The idea was to visualize and estimate the accurate spatial extent, form, and intensity of earthquakes around the Himalayan region. All data including GIS shapefiles are from USGS.
It wasn’t really straightforward to get to this result or this data, so I’ll be detailing the steps I took, in case someone else wants to use this dataset for better visualizing their story.
Procuring the data
The data was spread across multiple file sources on USGS. The shapefiles were separately available for each earthquake - pure shape data without magnitude. The first challenge was combining the shape data and the proper magnitude for each earthquake before aggregating them to one big file with shape geometry as polygons and magnitude values as properties.
From the Earthquake Catalog Search, the required earthquakes were identified and filtered out. This produced a JSON file with date, id, magnitude, and a few other properties for each earthquake.
From here, there was no easy way to query the shapefiles, but what could be done was to request more information. The
detail key-value pair in the above JSON provides a URL from which we can request a more detailed version of the earthquake information.
This gives us another longer JSON - one per earthquake, with a large amount of data - which includes links to request all linked files.
Requesting a response from that URL gives us the required shapefiles.
Now comes another problem - the shapefiles are not in the FeatureCollection polygons format that Mapbox works with - which means we have to parse through the geometry that is already there and generate our own GeoJSON file that includes geometries from the multiple shapefiles, and magnitude from the details JSON.
The shapefiles come with a value property for each polygon. However, that property is very inconsistent among datasets from different years. Some earthquakes have values on a scale of 0.2 to 0.8, while some others of the same magnitude have values over a hundred. However, they were only accurate relative to other polygons in the same earthquake data.

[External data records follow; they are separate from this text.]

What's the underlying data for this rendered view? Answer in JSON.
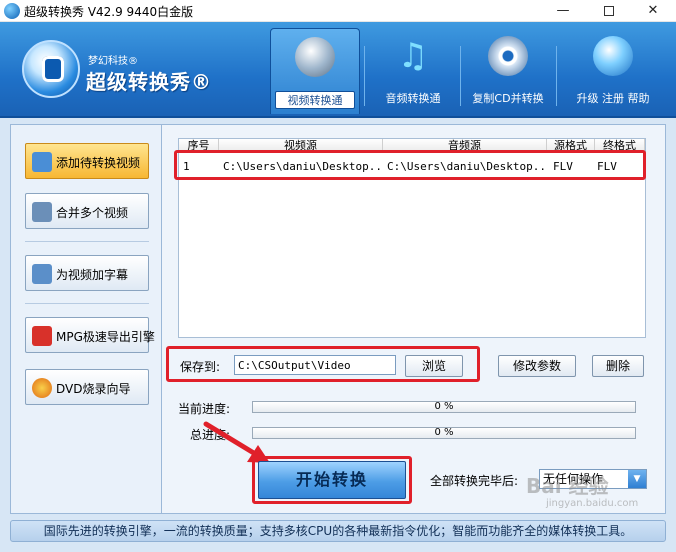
{
  "window": {
    "title": "超级转换秀 V42.9 9440白金版",
    "minimize": "—",
    "close": "✕"
  },
  "brand": {
    "sub": "梦幻科技®",
    "name": "超级转换秀®"
  },
  "tabs": [
    {
      "label": "视频转换通",
      "active": true,
      "icon": "film-reel-icon"
    },
    {
      "label": "音频转换通",
      "active": false,
      "icon": "music-note-icon"
    },
    {
      "label": "复制CD并转换",
      "active": false,
      "icon": "cd-disc-icon"
    },
    {
      "label": "升级 注册 帮助",
      "active": false,
      "icon": "globe-icon"
    }
  ],
  "sidebar": {
    "items": [
      {
        "label": "添加待转换视频",
        "icon": "add-video-icon",
        "active": true
      },
      {
        "label": "合并多个视频",
        "icon": "merge-video-icon",
        "active": false
      },
      {
        "label": "为视频加字幕",
        "icon": "subtitle-icon",
        "active": false
      },
      {
        "label": "MPG极速导出引擎",
        "icon": "mpg-engine-icon",
        "active": false
      },
      {
        "label": "DVD烧录向导",
        "icon": "dvd-burn-icon",
        "active": false
      }
    ]
  },
  "table": {
    "columns": [
      "序号",
      "视频源",
      "音频源",
      "源格式",
      "终格式"
    ],
    "rows": [
      {
        "index": "1",
        "video": "C:\\Users\\daniu\\Desktop...",
        "audio": "C:\\Users\\daniu\\Desktop...",
        "src_format": "FLV",
        "dst_format": "FLV"
      }
    ]
  },
  "save": {
    "label": "保存到:",
    "path": "C:\\CSOutput\\Video",
    "browse": "浏览",
    "params": "修改参数",
    "delete": "删除"
  },
  "progress": {
    "current_label": "当前进度:",
    "current_value": 0,
    "current_text": "0 %",
    "total_label": "总进度:",
    "total_value": 0,
    "total_text": "0 %"
  },
  "actions": {
    "start": "开始转换",
    "after_label": "全部转换完毕后:",
    "after_value": "无任何操作"
  },
  "status": {
    "text": "国际先进的转换引擎，一流的转换质量；支持多核CPU的各种最新指令优化；智能而功能齐全的媒体转换工具。"
  },
  "watermark": {
    "text": "Bai 经验",
    "sub": "jingyan.baidu.com"
  },
  "colors": {
    "header_blue": "#2b7fcf",
    "highlight_red": "#e0202a",
    "active_side_orange": "#f7b733"
  }
}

In order to normalize this, the magnitude can be taken as a factor and using the maximum value in each scale, we can obtain fairly accurate normalized data. I’m gonna store this as the height property for each polygon.
Running the code against the USGS server made me realize that some earthquakes have incomplete shapefiles. These cases are rare, but they exist, and we don’t want that stopping our code from querying all the data. We just need to drop in a

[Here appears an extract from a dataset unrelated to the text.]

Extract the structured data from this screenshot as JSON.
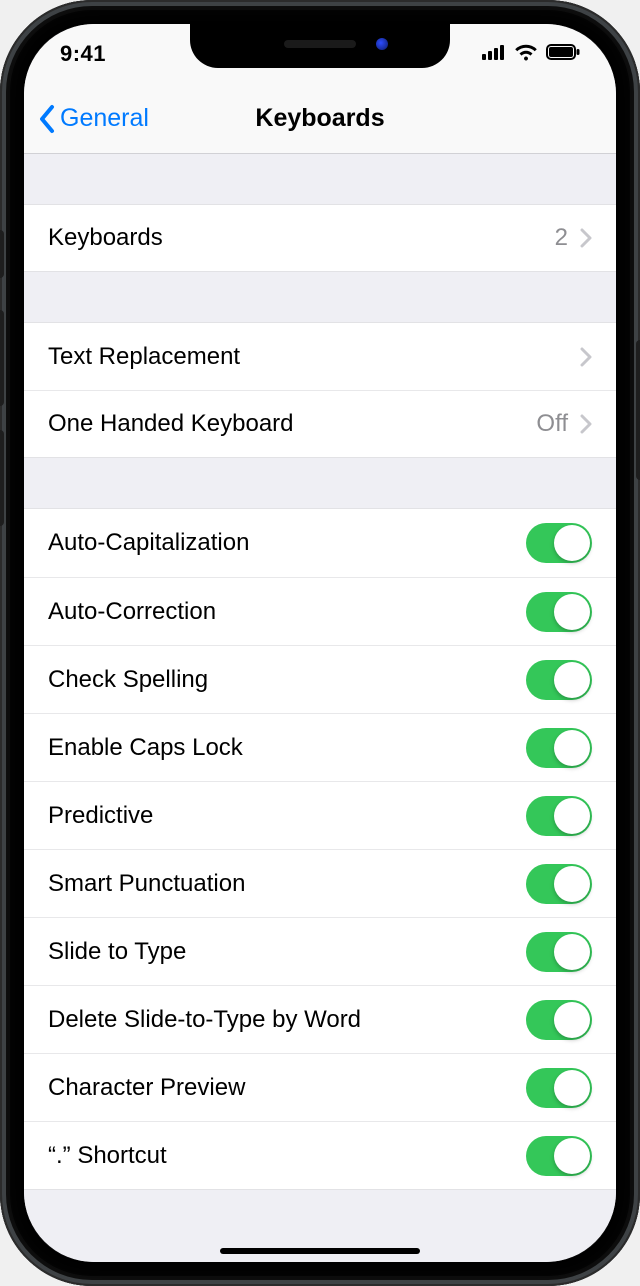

try-except block to catch the errors to fix that.
And, that’s it. We should be good to go!
Just testing it against a random data set. - and, it works. The generated GeoJSON file is over 5MB, for just 20 earthquakes. This means that I won’t be able to upload the GeoJSON to Mapbox without using their APIs. The alternative here is to generate our own tilesets offline and then upload the generated vector tilesets to Mapbox. The upload limit is much higher for tilesets, and we should be able to upload large files without any issues.

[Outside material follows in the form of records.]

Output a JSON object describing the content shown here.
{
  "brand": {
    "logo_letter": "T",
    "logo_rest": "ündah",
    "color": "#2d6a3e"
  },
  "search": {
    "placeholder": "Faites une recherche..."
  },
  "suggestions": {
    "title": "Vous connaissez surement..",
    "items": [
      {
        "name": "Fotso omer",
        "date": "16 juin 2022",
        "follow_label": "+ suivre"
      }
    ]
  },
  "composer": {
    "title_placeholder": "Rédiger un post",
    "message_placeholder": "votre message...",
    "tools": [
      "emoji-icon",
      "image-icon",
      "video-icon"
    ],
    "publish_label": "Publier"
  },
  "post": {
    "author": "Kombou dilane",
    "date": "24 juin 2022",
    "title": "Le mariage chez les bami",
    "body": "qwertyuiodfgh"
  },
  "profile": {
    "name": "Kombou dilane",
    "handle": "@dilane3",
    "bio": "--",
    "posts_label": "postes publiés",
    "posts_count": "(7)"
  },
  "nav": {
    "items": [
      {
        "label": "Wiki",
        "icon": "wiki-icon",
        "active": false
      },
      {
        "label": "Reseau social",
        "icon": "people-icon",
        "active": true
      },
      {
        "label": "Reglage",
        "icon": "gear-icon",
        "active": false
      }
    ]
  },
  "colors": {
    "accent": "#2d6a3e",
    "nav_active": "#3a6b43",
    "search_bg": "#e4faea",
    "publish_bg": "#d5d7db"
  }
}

I’m using the Mapbox recommended command line tool tippecanoe to generate tilesets from my GeoJSON.
This takes a while depending on how big your data is, and how fast your computer is. It took around 7 minutes for the data that I was working on. Once it’s done, you’re left with a *.MBTILES file which can then be uploaded to Mapbox.
Mapbox then takes some time to process it (forever!).
Visualizing the procured data
The data is essentially different groups of stacked polygons, and as such can be extruded in Mapbox. I’ve used the height value that we calculated earlier to set the heights, as well as a color scale as it’s a function of the relative scale and the magnitude, and therefore is ultimately a function of that earthquake’s magnitude.
You can also see how the form produced by an earthquake in land differs greatly from one at sea which tend to mostly be uniform and circular.
Use the source, Luke!
The entire code is on the repository here. I have not included any of the data files in order to keep the repo clean, and because they are trivial to generate with the script.
This is the final Python script that was used to query the data.
The way forward
I would love to have visualized a lot more earthquakes this way to be able to estimate better, however considering the time Mapbox takes to process MBTILES or even GeoJSON, I don’t think it’s happening.
An interactive visualization where a Mapbox flythrough of some of the more interesting earthquakes 3d forms and an explanation for them being that way.
If anyone has issues with the code or has figured out how to process larger datasets, open an issue here, submit a pull request, or leave a comment below.